Data ->
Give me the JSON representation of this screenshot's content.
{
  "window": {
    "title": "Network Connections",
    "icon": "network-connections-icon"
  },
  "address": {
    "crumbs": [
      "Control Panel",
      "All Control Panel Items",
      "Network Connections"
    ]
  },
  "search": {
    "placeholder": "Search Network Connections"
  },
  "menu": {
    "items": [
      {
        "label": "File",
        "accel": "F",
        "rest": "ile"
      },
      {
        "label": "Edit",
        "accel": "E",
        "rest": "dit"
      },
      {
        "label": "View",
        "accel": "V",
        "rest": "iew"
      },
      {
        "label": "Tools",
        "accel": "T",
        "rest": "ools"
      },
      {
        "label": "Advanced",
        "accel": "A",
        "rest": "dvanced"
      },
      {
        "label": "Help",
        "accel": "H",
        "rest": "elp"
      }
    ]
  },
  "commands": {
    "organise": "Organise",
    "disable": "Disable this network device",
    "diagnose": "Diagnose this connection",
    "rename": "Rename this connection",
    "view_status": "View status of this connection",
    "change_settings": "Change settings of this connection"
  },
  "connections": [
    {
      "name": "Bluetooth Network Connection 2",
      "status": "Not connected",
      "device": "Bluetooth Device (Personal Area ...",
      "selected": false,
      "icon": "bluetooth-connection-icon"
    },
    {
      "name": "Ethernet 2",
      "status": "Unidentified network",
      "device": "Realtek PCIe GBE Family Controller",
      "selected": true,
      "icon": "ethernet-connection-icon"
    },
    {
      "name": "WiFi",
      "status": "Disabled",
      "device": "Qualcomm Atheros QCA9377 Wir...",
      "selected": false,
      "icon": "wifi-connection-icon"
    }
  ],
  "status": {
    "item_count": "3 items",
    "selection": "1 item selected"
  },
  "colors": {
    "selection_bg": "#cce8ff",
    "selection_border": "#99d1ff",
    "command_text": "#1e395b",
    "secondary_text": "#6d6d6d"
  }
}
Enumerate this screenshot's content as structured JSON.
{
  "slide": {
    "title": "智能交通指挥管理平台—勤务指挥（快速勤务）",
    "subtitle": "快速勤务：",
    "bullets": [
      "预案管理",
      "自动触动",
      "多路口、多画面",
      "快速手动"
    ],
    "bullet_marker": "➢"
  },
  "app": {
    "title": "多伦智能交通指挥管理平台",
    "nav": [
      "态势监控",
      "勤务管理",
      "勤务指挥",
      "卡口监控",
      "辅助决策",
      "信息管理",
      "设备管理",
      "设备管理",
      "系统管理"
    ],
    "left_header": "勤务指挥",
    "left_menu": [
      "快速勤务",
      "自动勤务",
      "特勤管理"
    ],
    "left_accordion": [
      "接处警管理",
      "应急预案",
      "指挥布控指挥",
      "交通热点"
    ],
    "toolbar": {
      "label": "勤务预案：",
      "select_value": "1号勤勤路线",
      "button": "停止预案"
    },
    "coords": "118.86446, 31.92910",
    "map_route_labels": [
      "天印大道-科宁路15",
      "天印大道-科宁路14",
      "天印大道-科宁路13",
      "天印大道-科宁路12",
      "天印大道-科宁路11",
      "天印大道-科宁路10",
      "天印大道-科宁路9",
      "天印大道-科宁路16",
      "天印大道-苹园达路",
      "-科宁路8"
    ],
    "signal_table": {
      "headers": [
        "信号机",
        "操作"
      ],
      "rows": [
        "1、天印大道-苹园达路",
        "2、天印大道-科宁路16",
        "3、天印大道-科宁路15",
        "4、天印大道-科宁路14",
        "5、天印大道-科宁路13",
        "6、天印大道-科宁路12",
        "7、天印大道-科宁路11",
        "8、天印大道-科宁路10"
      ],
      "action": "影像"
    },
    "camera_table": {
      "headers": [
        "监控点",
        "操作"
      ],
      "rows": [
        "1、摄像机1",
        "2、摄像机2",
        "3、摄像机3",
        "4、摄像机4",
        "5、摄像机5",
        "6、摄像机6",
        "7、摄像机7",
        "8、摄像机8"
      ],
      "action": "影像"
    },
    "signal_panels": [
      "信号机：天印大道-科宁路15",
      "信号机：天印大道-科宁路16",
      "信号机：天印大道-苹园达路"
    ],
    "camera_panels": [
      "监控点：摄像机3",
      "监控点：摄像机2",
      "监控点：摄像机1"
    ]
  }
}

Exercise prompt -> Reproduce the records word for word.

Solution for this problem ->
Give me the JSON representation of this screenshot's content.
{
  "window": {
    "title": "Network Connections",
    "icon": "network-connections-icon"
  },
  "address": {
    "crumbs": [
      "Control Panel",
      "All Control Panel Items",
      "Network Connections"
    ]
  },
  "search": {
    "placeholder": "Search Network Connections"
  },
  "menu": {
    "items": [
      {
        "label": "File",
        "accel": "F",
        "rest": "ile"
      },
      {
        "label": "Edit",
        "accel": "E",
        "rest": "dit"
      },
      {
        "label": "View",
        "accel": "V",
        "rest": "iew"
      },
      {
        "label": "Tools",
        "accel": "T",
        "rest": "ools"
      },
      {
        "label": "Advanced",
        "accel": "A",
        "rest": "dvanced"
      },
      {
        "label": "Help",
        "accel": "H",
        "rest": "elp"
      }
    ]
  },
  "commands": {
    "organise": "Organise",
    "disable": "Disable this network device",
    "diagnose": "Diagnose this connection",
    "rename": "Rename this connection",
    "view_status": "View status of this connection",
    "change_settings": "Change settings of this connection"
  },
  "connections": [
    {
      "name": "Bluetooth Network Connection 2",
      "status": "Not connected",
      "device": "Bluetooth Device (Personal Area ...",
      "selected": false,
      "icon": "bluetooth-connection-icon"
    },
    {
      "name": "Ethernet 2",
      "status": "Unidentified network",
      "device": "Realtek PCIe GBE Family Controller",
      "selected": true,
      "icon": "ethernet-connection-icon"
    },
    {
      "name": "WiFi",
      "status": "Disabled",
      "device": "Qualcomm Atheros QCA9377 Wir...",
      "selected": false,
      "icon": "wifi-connection-icon"
    }
  ],
  "status": {
    "item_count": "3 items",
    "selection": "1 item selected"
  },
  "colors": {
    "selection_bg": "#cce8ff",
    "selection_border": "#99d1ff",
    "command_text": "#1e395b",
    "secondary_text": "#6d6d6d"
  }
}
Enumerate this screenshot's content as structured JSON.
{
  "slide": {
    "title": "智能交通指挥管理平台—勤务指挥（快速勤务）",
    "subtitle": "快速勤务：",
    "bullets": [
      "预案管理",
      "自动触动",
      "多路口、多画面",
      "快速手动"
    ],
    "bullet_marker": "➢"
  },
  "app": {
    "title": "多伦智能交通指挥管理平台",
    "nav": [
      "态势监控",
      "勤务管理",
      "勤务指挥",
      "卡口监控",
      "辅助决策",
      "信息管理",
      "设备管理",
      "设备管理",
      "系统管理"
    ],
    "left_header": "勤务指挥",
    "left_menu": [
      "快速勤务",
      "自动勤务",
      "特勤管理"
    ],
    "left_accordion": [
      "接处警管理",
      "应急预案",
      "指挥布控指挥",
      "交通热点"
    ],
    "toolbar": {
      "label": "勤务预案：",
      "select_value": "1号勤勤路线",
      "button": "停止预案"
    },
    "coords": "118.86446, 31.92910",
    "map_route_labels": [
      "天印大道-科宁路15",
      "天印大道-科宁路14",
      "天印大道-科宁路13",
      "天印大道-科宁路12",
      "天印大道-科宁路11",
      "天印大道-科宁路10",
      "天印大道-科宁路9",
      "天印大道-科宁路16",
      "天印大道-苹园达路",
      "-科宁路8"
    ],
    "signal_table": {
      "headers": [
        "信号机",
        "操作"
      ],
      "rows": [
        "1、天印大道-苹园达路",
        "2、天印大道-科宁路16",
        "3、天印大道-科宁路15",
        "4、天印大道-科宁路14",
        "5、天印大道-科宁路13",
        "6、天印大道-科宁路12",
        "7、天印大道-科宁路11",
        "8、天印大道-科宁路10"
      ],
      "action": "影像"
    },
    "camera_table": {
      "headers": [
        "监控点",
        "操作"
      ],
      "rows": [
        "1、摄像机1",
        "2、摄像机2",
        "3、摄像机3",
        "4、摄像机4",
        "5、摄像机5",
        "6、摄像机6",
        "7、摄像机7",
        "8、摄像机8"
      ],
      "action": "影像"
    },
    "signal_panels": [
      "信号机：天印大道-科宁路15",
      "信号机：天印大道-科宁路16",
      "信号机：天印大道-苹园达路"
    ],
    "camera_panels": [
      "监控点：摄像机3",
      "监控点：摄像机2",
      "监控点：摄像机1"
    ]
  }
}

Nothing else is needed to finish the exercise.